- [Exercise details]: Looking at the listing below, how many lines include "percent"? Answer with the number only.
◇ ◇ ◇ ◇ ◇
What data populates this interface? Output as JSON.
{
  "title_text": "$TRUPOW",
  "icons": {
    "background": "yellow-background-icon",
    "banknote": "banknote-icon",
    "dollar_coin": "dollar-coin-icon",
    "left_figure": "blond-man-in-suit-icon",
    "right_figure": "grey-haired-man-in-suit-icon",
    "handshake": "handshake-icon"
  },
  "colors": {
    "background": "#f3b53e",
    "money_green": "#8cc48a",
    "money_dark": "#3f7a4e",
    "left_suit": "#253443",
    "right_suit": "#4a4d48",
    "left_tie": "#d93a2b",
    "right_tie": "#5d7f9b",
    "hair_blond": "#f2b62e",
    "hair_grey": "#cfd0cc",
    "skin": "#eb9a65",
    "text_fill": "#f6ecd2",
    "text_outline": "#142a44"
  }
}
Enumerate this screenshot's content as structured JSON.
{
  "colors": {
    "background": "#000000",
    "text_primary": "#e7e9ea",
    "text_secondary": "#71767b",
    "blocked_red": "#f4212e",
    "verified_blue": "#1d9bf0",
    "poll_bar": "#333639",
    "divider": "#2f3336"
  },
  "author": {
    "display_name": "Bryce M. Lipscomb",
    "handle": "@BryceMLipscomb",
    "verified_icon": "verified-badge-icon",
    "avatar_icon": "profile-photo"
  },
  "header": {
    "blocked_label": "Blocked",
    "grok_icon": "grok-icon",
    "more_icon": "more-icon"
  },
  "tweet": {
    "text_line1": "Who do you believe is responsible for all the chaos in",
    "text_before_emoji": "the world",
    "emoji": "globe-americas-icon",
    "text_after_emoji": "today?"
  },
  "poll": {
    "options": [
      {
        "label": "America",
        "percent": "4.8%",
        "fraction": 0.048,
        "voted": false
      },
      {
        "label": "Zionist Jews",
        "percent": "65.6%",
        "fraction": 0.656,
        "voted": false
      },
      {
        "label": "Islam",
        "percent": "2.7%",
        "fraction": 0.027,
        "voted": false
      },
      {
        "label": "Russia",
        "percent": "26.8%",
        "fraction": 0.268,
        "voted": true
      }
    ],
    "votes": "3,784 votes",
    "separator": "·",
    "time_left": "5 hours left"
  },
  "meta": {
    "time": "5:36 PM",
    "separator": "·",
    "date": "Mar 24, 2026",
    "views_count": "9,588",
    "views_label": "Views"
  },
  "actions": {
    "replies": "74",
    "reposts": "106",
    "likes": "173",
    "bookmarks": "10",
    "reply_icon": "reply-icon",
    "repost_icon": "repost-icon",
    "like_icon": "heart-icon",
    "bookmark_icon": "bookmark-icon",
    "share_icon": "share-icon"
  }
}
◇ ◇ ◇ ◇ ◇
- [Written reply]: 4